**Work order**. Show all the lines in the data below that include the word "HTTP".

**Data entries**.
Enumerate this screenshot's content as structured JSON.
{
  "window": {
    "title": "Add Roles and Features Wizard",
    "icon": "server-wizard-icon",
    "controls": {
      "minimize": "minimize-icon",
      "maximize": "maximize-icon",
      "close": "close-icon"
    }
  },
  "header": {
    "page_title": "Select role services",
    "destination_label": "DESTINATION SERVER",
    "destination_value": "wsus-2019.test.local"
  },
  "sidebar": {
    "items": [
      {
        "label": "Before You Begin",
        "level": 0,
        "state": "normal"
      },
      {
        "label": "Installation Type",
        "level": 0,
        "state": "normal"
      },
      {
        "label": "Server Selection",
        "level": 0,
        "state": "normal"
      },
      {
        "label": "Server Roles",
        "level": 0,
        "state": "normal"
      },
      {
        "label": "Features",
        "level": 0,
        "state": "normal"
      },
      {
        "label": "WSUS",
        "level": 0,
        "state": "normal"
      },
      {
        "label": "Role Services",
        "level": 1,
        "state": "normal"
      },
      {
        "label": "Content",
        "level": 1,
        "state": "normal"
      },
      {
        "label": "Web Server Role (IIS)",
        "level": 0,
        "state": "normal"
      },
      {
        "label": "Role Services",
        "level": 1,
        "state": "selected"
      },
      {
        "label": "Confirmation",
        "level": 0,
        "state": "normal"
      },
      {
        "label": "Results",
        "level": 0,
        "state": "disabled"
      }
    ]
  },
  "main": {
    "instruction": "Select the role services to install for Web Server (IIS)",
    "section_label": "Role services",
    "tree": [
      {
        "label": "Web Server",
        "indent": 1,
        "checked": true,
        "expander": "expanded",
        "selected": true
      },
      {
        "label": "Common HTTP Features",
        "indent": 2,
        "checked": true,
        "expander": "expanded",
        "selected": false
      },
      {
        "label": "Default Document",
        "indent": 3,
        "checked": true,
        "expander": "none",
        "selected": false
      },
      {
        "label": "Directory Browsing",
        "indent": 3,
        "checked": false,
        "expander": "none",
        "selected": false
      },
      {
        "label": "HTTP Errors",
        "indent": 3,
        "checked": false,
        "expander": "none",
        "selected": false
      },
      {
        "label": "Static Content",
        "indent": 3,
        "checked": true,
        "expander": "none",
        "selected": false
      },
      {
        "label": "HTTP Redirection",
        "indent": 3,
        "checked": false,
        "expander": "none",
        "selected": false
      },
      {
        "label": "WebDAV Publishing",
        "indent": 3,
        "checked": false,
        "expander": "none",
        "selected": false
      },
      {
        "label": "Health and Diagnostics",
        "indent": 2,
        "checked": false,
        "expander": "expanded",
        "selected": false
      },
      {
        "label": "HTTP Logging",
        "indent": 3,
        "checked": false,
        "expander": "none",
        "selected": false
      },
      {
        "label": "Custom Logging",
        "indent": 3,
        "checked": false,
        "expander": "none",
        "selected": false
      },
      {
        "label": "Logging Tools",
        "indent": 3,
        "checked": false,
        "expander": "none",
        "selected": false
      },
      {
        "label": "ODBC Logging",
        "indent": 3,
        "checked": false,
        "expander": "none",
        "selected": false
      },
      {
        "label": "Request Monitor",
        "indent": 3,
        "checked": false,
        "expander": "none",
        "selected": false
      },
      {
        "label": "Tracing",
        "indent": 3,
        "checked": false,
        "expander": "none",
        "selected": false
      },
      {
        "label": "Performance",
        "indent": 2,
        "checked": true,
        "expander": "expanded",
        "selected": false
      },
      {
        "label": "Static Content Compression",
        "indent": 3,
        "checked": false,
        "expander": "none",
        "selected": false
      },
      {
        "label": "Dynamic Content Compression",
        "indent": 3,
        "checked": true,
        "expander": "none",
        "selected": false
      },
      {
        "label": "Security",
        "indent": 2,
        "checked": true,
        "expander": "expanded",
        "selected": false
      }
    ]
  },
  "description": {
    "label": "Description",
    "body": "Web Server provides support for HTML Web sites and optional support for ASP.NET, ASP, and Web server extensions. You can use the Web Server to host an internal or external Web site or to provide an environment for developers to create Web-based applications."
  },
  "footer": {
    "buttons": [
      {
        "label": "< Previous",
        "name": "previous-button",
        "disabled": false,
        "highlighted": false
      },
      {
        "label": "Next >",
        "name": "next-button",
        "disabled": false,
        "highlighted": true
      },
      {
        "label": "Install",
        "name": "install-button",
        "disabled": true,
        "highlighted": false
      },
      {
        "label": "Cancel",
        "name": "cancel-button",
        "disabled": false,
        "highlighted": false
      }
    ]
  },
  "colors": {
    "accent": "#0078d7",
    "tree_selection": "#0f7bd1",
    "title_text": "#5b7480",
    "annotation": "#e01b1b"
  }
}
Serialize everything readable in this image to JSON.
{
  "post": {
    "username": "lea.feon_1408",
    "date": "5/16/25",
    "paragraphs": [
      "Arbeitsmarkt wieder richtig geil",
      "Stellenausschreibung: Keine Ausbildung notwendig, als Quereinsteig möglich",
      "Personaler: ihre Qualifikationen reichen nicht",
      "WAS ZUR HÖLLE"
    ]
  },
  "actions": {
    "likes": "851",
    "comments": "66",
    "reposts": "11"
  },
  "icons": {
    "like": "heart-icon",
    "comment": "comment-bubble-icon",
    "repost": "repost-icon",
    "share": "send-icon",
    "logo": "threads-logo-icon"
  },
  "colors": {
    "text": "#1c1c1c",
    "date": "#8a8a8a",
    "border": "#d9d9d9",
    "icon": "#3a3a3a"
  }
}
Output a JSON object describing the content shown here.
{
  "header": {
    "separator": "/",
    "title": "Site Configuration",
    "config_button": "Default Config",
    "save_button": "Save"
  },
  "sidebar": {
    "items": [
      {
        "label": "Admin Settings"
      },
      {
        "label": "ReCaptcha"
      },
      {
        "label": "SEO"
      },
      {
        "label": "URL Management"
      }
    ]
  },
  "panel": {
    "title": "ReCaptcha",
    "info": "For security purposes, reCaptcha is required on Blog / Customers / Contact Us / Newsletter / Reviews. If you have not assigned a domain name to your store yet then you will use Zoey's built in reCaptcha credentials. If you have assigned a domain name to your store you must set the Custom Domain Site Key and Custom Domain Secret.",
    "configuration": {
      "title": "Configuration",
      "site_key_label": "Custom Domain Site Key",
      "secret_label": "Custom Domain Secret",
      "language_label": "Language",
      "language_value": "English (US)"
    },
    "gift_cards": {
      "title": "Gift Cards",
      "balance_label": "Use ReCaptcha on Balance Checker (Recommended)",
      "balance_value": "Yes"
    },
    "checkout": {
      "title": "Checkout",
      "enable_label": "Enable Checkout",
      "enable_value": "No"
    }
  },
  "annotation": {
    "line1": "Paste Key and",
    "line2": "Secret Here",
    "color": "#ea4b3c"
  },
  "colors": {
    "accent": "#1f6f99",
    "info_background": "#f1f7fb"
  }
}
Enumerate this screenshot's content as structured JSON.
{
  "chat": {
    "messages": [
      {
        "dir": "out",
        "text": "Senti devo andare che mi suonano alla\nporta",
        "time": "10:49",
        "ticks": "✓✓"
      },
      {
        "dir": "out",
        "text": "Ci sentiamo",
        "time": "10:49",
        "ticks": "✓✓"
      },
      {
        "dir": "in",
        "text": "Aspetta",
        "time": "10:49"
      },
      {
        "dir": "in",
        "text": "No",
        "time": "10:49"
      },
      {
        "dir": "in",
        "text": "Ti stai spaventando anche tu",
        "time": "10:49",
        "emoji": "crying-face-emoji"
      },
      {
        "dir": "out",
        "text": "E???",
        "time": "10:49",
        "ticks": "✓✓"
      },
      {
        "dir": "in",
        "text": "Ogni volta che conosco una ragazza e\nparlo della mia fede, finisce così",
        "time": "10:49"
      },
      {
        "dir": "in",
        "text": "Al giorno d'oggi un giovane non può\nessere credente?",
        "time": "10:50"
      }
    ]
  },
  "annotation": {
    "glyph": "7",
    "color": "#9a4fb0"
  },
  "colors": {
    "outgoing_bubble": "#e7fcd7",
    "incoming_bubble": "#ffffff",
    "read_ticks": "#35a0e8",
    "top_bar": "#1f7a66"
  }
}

**Written reply**.
        "label": "Common HTTP Features",
        "label": "HTTP Errors",
        "label": "HTTP Redirection",
        "label": "HTTP Logging",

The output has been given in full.